BEIJING (AP) — Global stock markets were mixed Friday after Wall Street slipped on uncertainty about the U.S. economic outlook.
Frankfurt, Shanghai and Hong Kong advanced while London and Tokyo declined on a day with no major market-moving news.
Overnight, Wall Street’s benchmark S&P-500 index lost 0.3% after the government reported another 1.3 million people applied for unemployment last week.
Global markets have recovered most of this year’s losses, buoyed by optimism about work on a possible coronavirus vaccine.

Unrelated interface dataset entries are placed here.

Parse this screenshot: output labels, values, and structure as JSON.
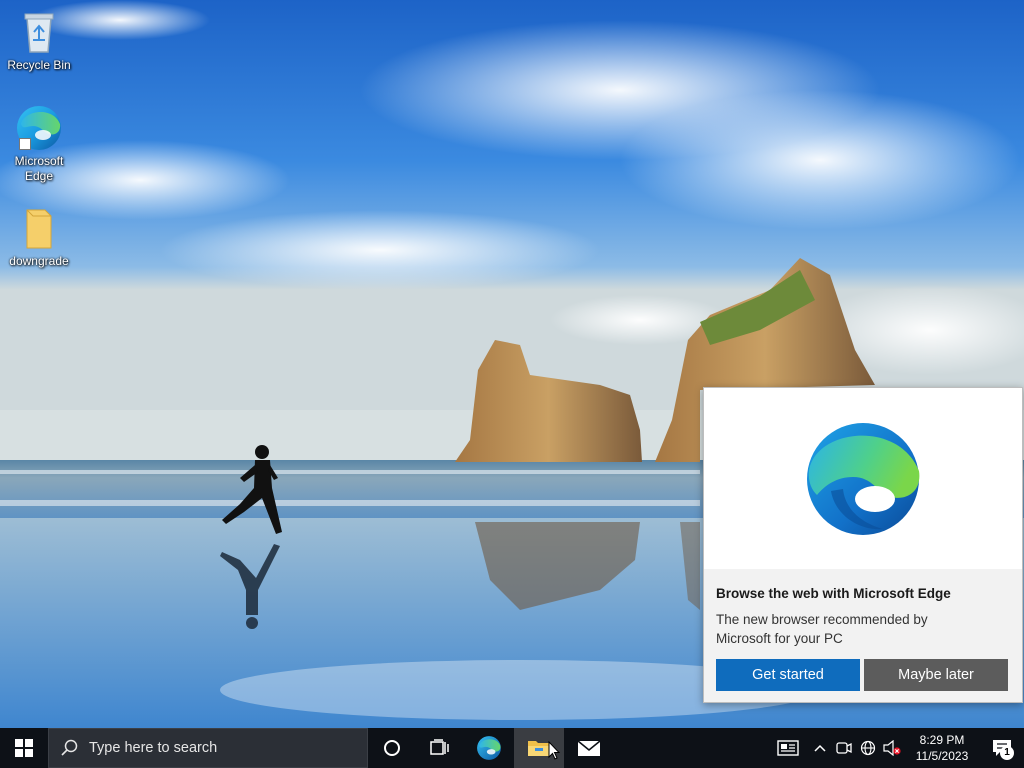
{
  "desktop": {
    "icons": [
      {
        "label": "Recycle Bin",
        "icon": "recycle-bin-icon"
      },
      {
        "label": "Microsoft Edge",
        "icon": "edge-icon"
      },
      {
        "label": "downgrade",
        "icon": "folder-icon"
      }
    ]
  },
  "edge_popup": {
    "title": "Browse the web with Microsoft Edge",
    "description": "The new browser recommended by Microsoft for your PC",
    "primary_button": "Get started",
    "secondary_button": "Maybe later"
  },
  "taskbar": {
    "search_placeholder": "Type here to search",
    "pinned": [
      "edge-icon",
      "file-explorer-icon",
      "mail-icon"
    ],
    "tray_icons": [
      "news-icon",
      "chevron-up-icon",
      "meet-now-icon",
      "network-icon",
      "volume-muted-icon"
    ],
    "clock_time": "8:29 PM",
    "clock_date": "11/5/2023",
    "notification_count": "1"
  },
  "colors": {
    "taskbar_bg": "#0d1117",
    "primary_button": "#0f6cbd",
    "secondary_button": "#5c5c5c"
  }
}
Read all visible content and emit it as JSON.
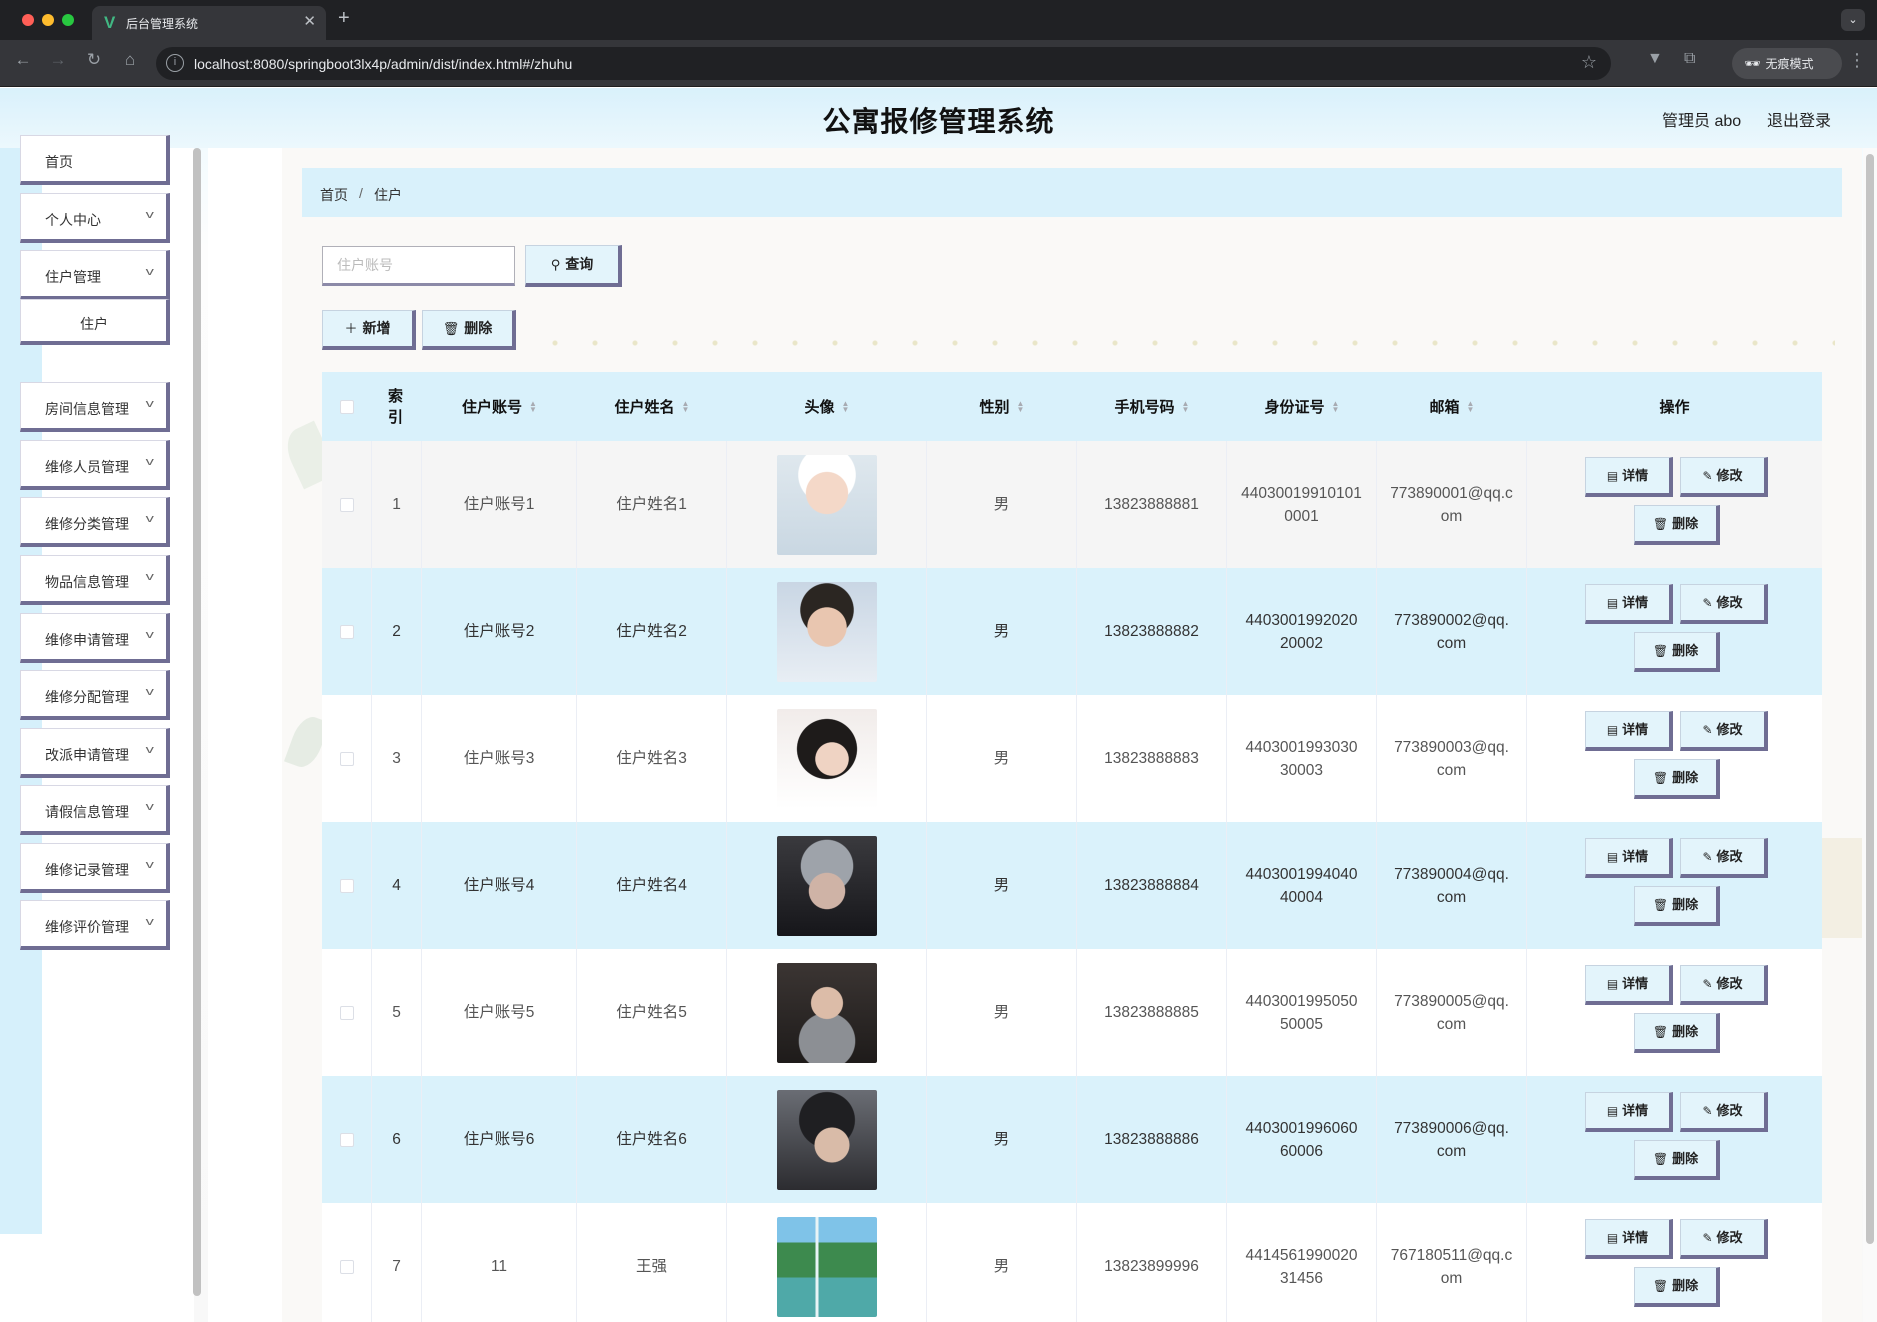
{
  "browser": {
    "tab_title": "后台管理系统",
    "url": "localhost:8080/springboot3lx4p/admin/dist/index.html#/zhuhu",
    "incognito_label": "无痕模式"
  },
  "header": {
    "title": "公寓报修管理系统",
    "user": "管理员 abo",
    "logout": "退出登录"
  },
  "sidebar": {
    "items": [
      {
        "label": "首页"
      },
      {
        "label": "个人中心"
      },
      {
        "label": "住户管理"
      },
      {
        "label": "住户"
      },
      {
        "label": "房间信息管理"
      },
      {
        "label": "维修人员管理"
      },
      {
        "label": "维修分类管理"
      },
      {
        "label": "物品信息管理"
      },
      {
        "label": "维修申请管理"
      },
      {
        "label": "维修分配管理"
      },
      {
        "label": "改派申请管理"
      },
      {
        "label": "请假信息管理"
      },
      {
        "label": "维修记录管理"
      },
      {
        "label": "维修评价管理"
      }
    ]
  },
  "breadcrumb": {
    "home": "首页",
    "sep": "/",
    "current": "住户"
  },
  "search": {
    "placeholder": "住户账号",
    "query_label": "查询"
  },
  "actions": {
    "add_label": "新增",
    "delete_label": "删除"
  },
  "table": {
    "headers": {
      "index": "索引",
      "account": "住户账号",
      "name": "住户姓名",
      "avatar": "头像",
      "gender": "性别",
      "phone": "手机号码",
      "id_card": "身份证号",
      "email": "邮箱",
      "ops": "操作"
    },
    "op_labels": {
      "detail": "详情",
      "edit": "修改",
      "delete": "删除"
    },
    "rows": [
      {
        "index": "1",
        "account": "住户账号1",
        "name": "住户姓名1",
        "gender": "男",
        "phone": "13823888881",
        "id_card_l1": "44030019910101",
        "id_card_l2": "0001",
        "email_l1": "773890001@qq.c",
        "email_l2": "om"
      },
      {
        "index": "2",
        "account": "住户账号2",
        "name": "住户姓名2",
        "gender": "男",
        "phone": "13823888882",
        "id_card_l1": "4403001992020",
        "id_card_l2": "20002",
        "email_l1": "773890002@qq.",
        "email_l2": "com"
      },
      {
        "index": "3",
        "account": "住户账号3",
        "name": "住户姓名3",
        "gender": "男",
        "phone": "13823888883",
        "id_card_l1": "4403001993030",
        "id_card_l2": "30003",
        "email_l1": "773890003@qq.",
        "email_l2": "com"
      },
      {
        "index": "4",
        "account": "住户账号4",
        "name": "住户姓名4",
        "gender": "男",
        "phone": "13823888884",
        "id_card_l1": "4403001994040",
        "id_card_l2": "40004",
        "email_l1": "773890004@qq.",
        "email_l2": "com"
      },
      {
        "index": "5",
        "account": "住户账号5",
        "name": "住户姓名5",
        "gender": "男",
        "phone": "13823888885",
        "id_card_l1": "4403001995050",
        "id_card_l2": "50005",
        "email_l1": "773890005@qq.",
        "email_l2": "com"
      },
      {
        "index": "6",
        "account": "住户账号6",
        "name": "住户姓名6",
        "gender": "男",
        "phone": "13823888886",
        "id_card_l1": "4403001996060",
        "id_card_l2": "60006",
        "email_l1": "773890006@qq.",
        "email_l2": "com"
      },
      {
        "index": "7",
        "account": "11",
        "name": "王强",
        "gender": "男",
        "phone": "13823899996",
        "id_card_l1": "4414561990020",
        "id_card_l2": "31456",
        "email_l1": "767180511@qq.c",
        "email_l2": "om"
      }
    ]
  }
}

But economists warn the rise might be too fast to be sustained by uncertain economic activity as infections in the United States and some other countries increase.
“This may indicate nothing more than a short pause for repositioning, or minor correction before the next upward leg,” Robert Carnell of ING said in a report.
In early trading, the FTSE 100 in London was down less than 0.1% at 6,246.00 and Frankfurt’s DAX rose 0.2% to 12,902.52. The CAC 40 in France lost 0.4% to 5,066.06.
On Wall Street, the future for the benchmark S&P 500 index was up 0.2%. That for the Dow Jones Industrial Average was little changed.
On Thursday, the Dow lost 0.5% and the Nasdaq composite, which set a record last week, lost 0.7%.
In Asia, the Shanghai Composite Index rose 0.1% to 3,214.13 while the Nikkei 225 in Tokyo shed 0.3% to 22,696.42. The Hang Seng in Hong Kong advanced 0.5% to 25,089.17.
Seoul’s Kospi added 0.8% to 2,201.19 and the S&P-ASX 200 ended up 0.4% at 6,033.60.
India’s Sensex gained 0.6% to 36,710.63. New Zealand and Bangkok gained while Singapore and Jakarta retreated.
U.S. investors have been encouraged by signs of more business activity as anti-virus controls are eased. But California and some other areas have reimposed orders closing bars and some other businesses after a renewed surge in infections.
Tech stocks were among the market’s hardest hit on Thursday, a turnaround from their resilient run through much of the pandemic. Microsoft fell 2%. Apple lost 1.2%. Both are still up roughly 30% this year on expectations that they can keep growing despite the pandemic.
In energy markets, benchmark U.S. crude oil lost 29 cents to $40.46 per barrel in electronic trading on the New York Mercantile Exchange. The contract declined 45 cents on Thursday to settle at $40.75. Brent crude, the standard for pricing international oils, retreated 35 cents to $43.00 per barrel in London. It fell 42 cents the previous session to $43.37.
The dollar declined to 107.13 yen from Thursday’s 107.26 yen. The euro gained to $1.1408 from $1.1386.